- The second level consists of a set of destination queues where each destination queue maps to a destination line card, plus a multicast destination.
Note that the flexible queues are programmable through the Cisco IOS XR software.
MSC From Fabric Section
The “from fabric” section of the board receives cells from the switch fabric and reassembles the cells into IP packets. The section then places the IP packets in one of its 8K egress queues, which helps the section adjust for the speed variations between the switch fabric and the egress packet engine. Egress queues are serviced using a modified deficit round-robin (MDRR) algorithm. The dotted line in Figure 2 indicates the path from the midplane to the “from fabric” section.
MSC Egress Packet Engine
The transmit (egress) packet engine performs a lookup on the IP address or MPLS label of the egress packet based on the information in the ingress MSC buffer header and on additional information in its internal tables. The transmit (egress) packet engine performs transmit side features such as output committed access rate (CAR), access lists, diffServ policing, MAC layer encapsulation, and so on.
Shaping and Queuing Function
The transmit packet engine sends the egress packet to the shaping and queuing function (shape and regulate queues function), which contains the output queues. Here the queues are mapped to ports and classes of service (CoS) within a port. Random early-detection algorithms perform active queue management to maintain low average queue occupancies and delays.
PLIM Physical Interface Section on Egress
On the transmit (egress) path, the physical interface controller provides the interface between the line card and the physical ports on the PLIM. For the egress path, the controller performs the following functions:
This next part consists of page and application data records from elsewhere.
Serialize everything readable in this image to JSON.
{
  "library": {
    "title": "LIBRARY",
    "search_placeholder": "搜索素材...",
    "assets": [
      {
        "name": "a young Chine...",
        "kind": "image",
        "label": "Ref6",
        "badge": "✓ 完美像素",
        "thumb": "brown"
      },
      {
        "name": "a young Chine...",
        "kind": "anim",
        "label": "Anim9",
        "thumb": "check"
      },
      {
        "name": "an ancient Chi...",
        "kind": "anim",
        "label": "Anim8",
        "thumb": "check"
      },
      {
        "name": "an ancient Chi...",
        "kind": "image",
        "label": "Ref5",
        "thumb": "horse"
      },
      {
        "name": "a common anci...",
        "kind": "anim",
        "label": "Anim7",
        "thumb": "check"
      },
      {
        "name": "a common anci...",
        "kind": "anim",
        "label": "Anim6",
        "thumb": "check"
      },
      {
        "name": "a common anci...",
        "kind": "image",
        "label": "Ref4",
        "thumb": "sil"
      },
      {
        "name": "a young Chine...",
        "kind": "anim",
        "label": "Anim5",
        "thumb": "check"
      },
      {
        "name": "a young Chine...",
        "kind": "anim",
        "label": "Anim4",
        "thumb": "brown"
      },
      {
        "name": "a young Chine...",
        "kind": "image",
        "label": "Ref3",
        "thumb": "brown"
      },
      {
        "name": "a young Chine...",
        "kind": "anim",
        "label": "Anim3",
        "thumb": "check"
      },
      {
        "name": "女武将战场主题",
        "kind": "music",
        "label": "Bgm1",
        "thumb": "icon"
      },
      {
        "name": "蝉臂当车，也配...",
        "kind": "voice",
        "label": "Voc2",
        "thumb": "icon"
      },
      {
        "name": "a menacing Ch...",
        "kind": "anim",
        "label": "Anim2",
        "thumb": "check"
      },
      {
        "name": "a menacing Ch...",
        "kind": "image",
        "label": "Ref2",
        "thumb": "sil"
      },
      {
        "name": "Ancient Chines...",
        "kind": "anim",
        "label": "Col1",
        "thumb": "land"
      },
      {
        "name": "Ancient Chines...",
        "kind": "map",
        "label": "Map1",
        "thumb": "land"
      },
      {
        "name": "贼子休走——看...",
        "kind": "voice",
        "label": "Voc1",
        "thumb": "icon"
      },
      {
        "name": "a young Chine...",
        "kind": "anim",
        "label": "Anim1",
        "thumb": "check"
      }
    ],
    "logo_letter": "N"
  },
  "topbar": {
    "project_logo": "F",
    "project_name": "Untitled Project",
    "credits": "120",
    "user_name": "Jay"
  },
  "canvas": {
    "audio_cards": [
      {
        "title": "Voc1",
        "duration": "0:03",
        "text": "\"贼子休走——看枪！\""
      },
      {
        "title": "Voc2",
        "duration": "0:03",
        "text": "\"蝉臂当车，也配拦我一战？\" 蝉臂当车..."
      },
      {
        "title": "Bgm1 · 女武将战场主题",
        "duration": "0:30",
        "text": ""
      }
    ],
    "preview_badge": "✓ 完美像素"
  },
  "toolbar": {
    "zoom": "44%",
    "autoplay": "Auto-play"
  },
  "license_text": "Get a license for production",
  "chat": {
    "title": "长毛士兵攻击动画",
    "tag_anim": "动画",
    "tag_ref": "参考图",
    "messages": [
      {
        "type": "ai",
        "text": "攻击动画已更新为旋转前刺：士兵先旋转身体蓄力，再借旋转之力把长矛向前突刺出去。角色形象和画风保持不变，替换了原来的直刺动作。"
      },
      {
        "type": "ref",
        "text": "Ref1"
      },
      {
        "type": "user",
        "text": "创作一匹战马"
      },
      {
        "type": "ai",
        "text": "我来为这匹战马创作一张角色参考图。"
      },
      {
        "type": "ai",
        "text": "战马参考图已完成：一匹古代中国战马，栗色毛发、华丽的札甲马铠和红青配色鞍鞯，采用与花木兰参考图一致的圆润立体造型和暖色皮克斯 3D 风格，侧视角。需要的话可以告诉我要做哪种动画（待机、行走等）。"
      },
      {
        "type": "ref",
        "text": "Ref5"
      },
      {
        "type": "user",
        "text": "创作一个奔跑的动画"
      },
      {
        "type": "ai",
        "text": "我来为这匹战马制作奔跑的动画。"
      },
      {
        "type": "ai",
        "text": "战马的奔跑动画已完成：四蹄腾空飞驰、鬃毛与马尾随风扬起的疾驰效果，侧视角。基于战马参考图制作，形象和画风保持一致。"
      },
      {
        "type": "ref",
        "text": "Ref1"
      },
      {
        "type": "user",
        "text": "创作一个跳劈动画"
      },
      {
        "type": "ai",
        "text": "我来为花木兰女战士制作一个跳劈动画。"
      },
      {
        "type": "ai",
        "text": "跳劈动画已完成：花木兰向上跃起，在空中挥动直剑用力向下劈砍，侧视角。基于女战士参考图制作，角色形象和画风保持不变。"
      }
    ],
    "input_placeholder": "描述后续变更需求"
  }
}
- Support for the physical ports. Each physical interface controller can support up to four physical ports and there can be up to four physical interface controllers on a PLIM.
- Queuing for the ports
- Back-pressure signalling for the queues
- Dynamically shared buffer memory for each queue
- A loopback function where transmitted data can be looped back to the receive side
MSC CPU and CPU Interface
As shown in Figure 2, the MSC contains a central processing unit (CPU) that performs the following tasks:
- MSC configuration
- Protocol control
The CPU subsystem includes:
- CPU chip
- Layer 3 cache
- Flash boot PROM
- Memory controller
- Memory, a dual
in-line memory module (DIMM) socket, providing the following:
- Up to 2 GB of 133 MHz DDR SDRAM on the CRS-MSC
- Up to 2 GB of 166 MHz DDR SDRAM on the CRS-MSC-B
- Up to 8GB of 533 MHz DDR2 SDRAM on the CRS-MSC-140G
- Up to 15GB of 533 MHz DDR3 DIMM on the CRS-MSC-X
The CPU interface provides the interface between the CPU subsystem and the other ASICs on the MSC and PLIM.
The MSC also contains a service processor (SP) module that provides:
- MSC and PLIM power-up sequencing
- Reset sequencing
- JTAG configuration
- Power monitoring
The SP, CPU subsystem, and CPU interface module work together to perform housekeeping, communication, and control plane functions for the MSC. The SP controls card power up, environmental monitoring, and Ethernet communication with the line card chassis RPs.
The CPU subsystem performs a number of control plane functions, including FIB download receive, local PLU and TLU management, statistics gathering and performance monitoring, and MSC ASIC management and fault-handling.
The CPU interface module drives high-speed communication ports to all ASICs on the MSC and PLIM. The CPU talks to the CPU interface module through a high-speed bus attached to its memory controller.